" ‘I’d have to be pretty darn hungry to eat egg salad that has been sitting for who knows how long.’ Said Emily. ‘Lets hope it doesn’t get to that, or having nothing but meat available. Though really, I’ve always thought it is sort of ridiculous how in zombie survival games the easiest way to get food is inevitably hunting. First of all, thought I’ve never done it personally, I used to work with enough hunters to know that skinning and preserving a deer isn’t easy. Things weigh a lot, most of them haul them out of the bush on a four wheeler so I hope you’ve got those implemented in your game. Also it is a ton of work to get them cleaned and butchered, it doesn’t take the equivalent of five minutes of game time to get it done. Second deer are skittish, if you’re not an experienced hunter with a hunting cabin that you can get to good luck finding one, especially if everyone is after them. Say you do get lucky and manage to shoot one, and through sheer grit and determination manage to chop it up without wasting too much of it. Now you have the problem of preserving it. People underestimate how much specialized cultural knowledge is required to preserve stuff without freezers. You could try figuring it all out, but it isn’t going to be easy in the zombie apocalypse. I think it all stems from a misunderstanding of history and anthropology. Most hunter/gatherer cultures should more properly be called gather/hunter cultures. Most of their calories throughout history came from the gathering side of the equation, with a few exceptions like the Inuit, but that’s because of the extreme conditions they lived in. If you wanted to make a realistic zombie survival game hunting would hardly be a factor at all. Realistically you’d keep yourself alive by gathering, especially since our society has created ways of preserving food for really long periods of time. You know how long a can of beans lasts on the shelf? They say 2-5 years, but that’s an underestimate. If the can isn’t bulging it is probably still safe to eat way beyond that. It just might not taste so good and some of the nutrition might be gone. Our society makes so many things right now that survivors would live by salvaging and gathering for years and years before having to resort to hardcore homesteading. Which is a good thing because those skills take time to develop, you can’t go from ordering Thai food and pizza for dinner every night to growing enough crops to feed yourself without a lot of trial and error. Farmers might be okay, but even they would have a lot of adjustment. The same thing applies to crafting clothes, armour or weapons in game. Why would I hack together a crossbow out of logs when I could go down to the nearest sporting goods store and get one that would last for ages along with more ammo than I could carry?’

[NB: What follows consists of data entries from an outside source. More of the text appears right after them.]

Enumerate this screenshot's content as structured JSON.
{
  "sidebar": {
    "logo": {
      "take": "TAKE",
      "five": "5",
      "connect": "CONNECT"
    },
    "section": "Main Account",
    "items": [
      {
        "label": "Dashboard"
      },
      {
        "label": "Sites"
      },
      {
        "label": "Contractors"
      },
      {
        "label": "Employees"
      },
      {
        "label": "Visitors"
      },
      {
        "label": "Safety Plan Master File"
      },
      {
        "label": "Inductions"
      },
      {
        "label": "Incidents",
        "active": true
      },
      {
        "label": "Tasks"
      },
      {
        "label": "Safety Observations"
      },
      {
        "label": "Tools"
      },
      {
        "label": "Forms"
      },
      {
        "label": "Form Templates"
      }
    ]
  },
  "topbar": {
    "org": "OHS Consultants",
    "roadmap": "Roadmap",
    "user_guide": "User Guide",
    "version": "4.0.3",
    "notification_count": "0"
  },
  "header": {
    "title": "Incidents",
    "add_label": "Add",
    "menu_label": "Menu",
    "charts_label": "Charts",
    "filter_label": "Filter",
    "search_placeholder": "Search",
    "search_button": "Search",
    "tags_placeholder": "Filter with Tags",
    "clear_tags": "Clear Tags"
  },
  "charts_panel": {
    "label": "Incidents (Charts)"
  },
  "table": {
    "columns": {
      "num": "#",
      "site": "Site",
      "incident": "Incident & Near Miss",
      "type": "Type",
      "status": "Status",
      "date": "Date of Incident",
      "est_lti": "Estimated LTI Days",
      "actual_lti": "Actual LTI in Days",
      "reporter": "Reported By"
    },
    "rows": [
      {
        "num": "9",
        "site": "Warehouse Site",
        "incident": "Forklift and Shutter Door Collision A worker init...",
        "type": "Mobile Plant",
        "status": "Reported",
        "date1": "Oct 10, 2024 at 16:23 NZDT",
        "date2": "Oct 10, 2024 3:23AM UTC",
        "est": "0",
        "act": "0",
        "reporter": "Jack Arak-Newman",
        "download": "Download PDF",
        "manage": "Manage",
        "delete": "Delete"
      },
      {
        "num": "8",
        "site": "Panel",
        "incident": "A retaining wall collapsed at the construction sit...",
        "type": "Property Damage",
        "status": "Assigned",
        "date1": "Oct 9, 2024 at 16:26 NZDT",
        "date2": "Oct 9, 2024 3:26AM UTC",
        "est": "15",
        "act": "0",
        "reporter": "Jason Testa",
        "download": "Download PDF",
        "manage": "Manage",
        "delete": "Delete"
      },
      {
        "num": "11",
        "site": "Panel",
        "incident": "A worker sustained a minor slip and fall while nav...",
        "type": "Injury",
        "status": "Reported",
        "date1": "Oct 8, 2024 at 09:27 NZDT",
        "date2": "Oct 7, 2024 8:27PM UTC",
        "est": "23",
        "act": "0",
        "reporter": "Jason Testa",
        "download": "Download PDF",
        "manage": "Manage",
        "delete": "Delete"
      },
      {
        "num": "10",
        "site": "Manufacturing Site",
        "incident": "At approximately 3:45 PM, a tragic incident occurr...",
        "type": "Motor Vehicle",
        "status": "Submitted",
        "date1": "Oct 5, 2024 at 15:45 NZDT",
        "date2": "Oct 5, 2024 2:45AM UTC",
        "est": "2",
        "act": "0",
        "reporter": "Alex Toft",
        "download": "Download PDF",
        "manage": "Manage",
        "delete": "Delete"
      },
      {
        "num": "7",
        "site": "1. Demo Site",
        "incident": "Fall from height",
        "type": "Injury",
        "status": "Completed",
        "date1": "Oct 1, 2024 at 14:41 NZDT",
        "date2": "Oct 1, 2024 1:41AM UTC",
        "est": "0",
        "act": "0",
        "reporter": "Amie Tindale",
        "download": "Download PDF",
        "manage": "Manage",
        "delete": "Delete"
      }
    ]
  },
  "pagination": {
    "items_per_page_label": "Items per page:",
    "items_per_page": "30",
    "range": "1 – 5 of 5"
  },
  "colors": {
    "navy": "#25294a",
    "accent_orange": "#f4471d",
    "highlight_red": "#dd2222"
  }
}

Sandra starred at Emily for a second, not having expected a simple sandwich to have triggered such a long speech.

Emily looked embarrassed and shrugged, a slight grin on her face. ‘I guess though, they’re just games and people like crafting in survival games. I was always just annoyed that I couldn’t play them and survive without resorting to eating a deer steak a day, while I’d barely find any beans and even if I could a whole can barely put a dent in whatever hunger stat it had. Also grains, they keep a long time… uh sorry, didn’t mean to start again.’
"


#16

Got to 1,276 words last night.

A slow start for me, but I’m hoping I get a couple of catch up days soon.


#17

I do Nano every year and never finish anything, but I stopped worrying about it once I realized that’s not what I use Nano for.

Basically Nano forces me to get out of that part where I over plan things and then never write anything because it’s not perfect. I end up doing a LOT of word vomit, but I get the stories out and can go back and edit them later, which is always fun. And funny.